Being married and having a baby has made it impossible for me to be a writer anymore. I used to draw from my experiences, sordid sexual humiliations, desperate attempts at finding love that were hilarious and relatable and mortifying, crazy and complex friendships, a little work, a little alcohol, a little travel. Today I just found myself almost writing a scene that takes place in Ikea for my new novel. Ikea. Swedish meatballs and big boy beds and plastic bins. The conflict: the big plastic bins come in blue, the medium in red, and the little ones in white, and while I want two big, two medium, and two little, I don’t want a patriotic theme for my son’s room. The conflict: I have no life anymore and these bins have become the most important thing in the world to me. I have never even said or written the word “bin” one time in my life until now. In the past, filmmakers have called my books cinematic, my imagery and great locations. Now I am through.

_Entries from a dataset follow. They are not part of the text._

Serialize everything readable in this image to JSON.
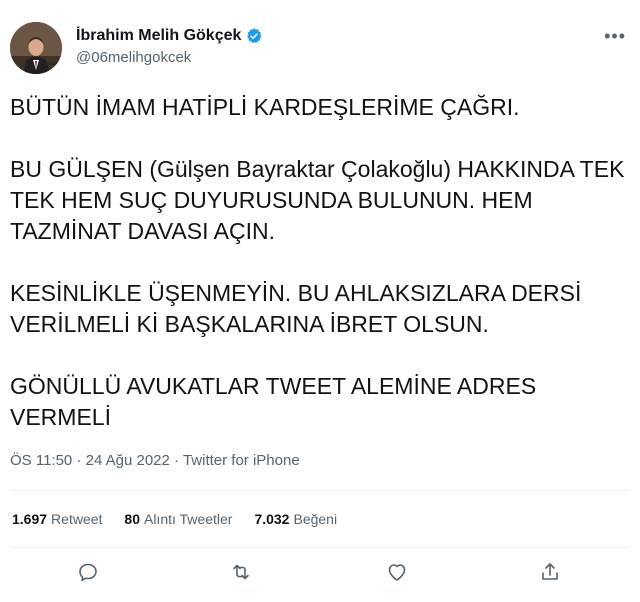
{
  "author": {
    "name": "İbrahim Melih Gökçek",
    "handle": "@06melihgokcek"
  },
  "icons": {
    "verified": "verified-badge-icon",
    "more": "more-options-icon",
    "reply": "reply-icon",
    "retweet": "retweet-icon",
    "like": "like-icon",
    "share": "share-icon"
  },
  "tweet": {
    "paragraphs": [
      "BÜTÜN İMAM HATİPLİ KARDEŞLERİME ÇAĞRI.",
      "BU GÜLŞEN (Gülşen Bayraktar Çolakoğlu) HAKKINDA TEK TEK HEM SUÇ DUYURUSUNDA BULUNUN. HEM TAZMİNAT DAVASI AÇIN.",
      "KESİNLİKLE ÜŞENMEYİN. BU AHLAKSIZLARA DERSİ VERİLMELİ Kİ BAŞKALARINA İBRET OLSUN.",
      "GÖNÜLLÜ AVUKATLAR TWEET ALEMİNE ADRES VERMELİ"
    ],
    "time": "ÖS 11:50",
    "separator1": " · ",
    "date": "24 Ağu 2022",
    "separator2": " · ",
    "source": "Twitter for iPhone"
  },
  "stats": {
    "retweets_count": "1.697",
    "retweets_label": "Retweet",
    "quotes_count": "80",
    "quotes_label": "Alıntı Tweetler",
    "likes_count": "7.032",
    "likes_label": "Beğeni"
  },
  "colors": {
    "verified": "#1d9bf0",
    "text": "#0f1419",
    "secondary": "#536471",
    "divider": "#eff3f4"
  }
}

At first I thought it was going to Ikea itself and not being married that ended it for me as a writer. Clearly it’s dangerous for a writer, or anyone really, to walk into a place like Ikea. But now I remember that I had been to Ikea one other time in my life and came out unscathed. Years ago, I went in someone’s van with my then-friend Sandra and some beautiful Italian men who had just moved in next door to her and we laughed and made out on the beds and bought nothing, vowing obviously never to go back. I went on to write three novels and never once did Ikea creep into the margins. So I can only reason that it’s marriage that’s ruined me. Or, it is possible that a person can survive Ikea once, but not twice.
When we got home from Ikea, my exhausted two year old son sat crying on the stairs in my apartment. He pounded the top step over and over again and screamed, “Damnit, damnit, damnit, damnit, damnit.” And I thought, look what I've done to us.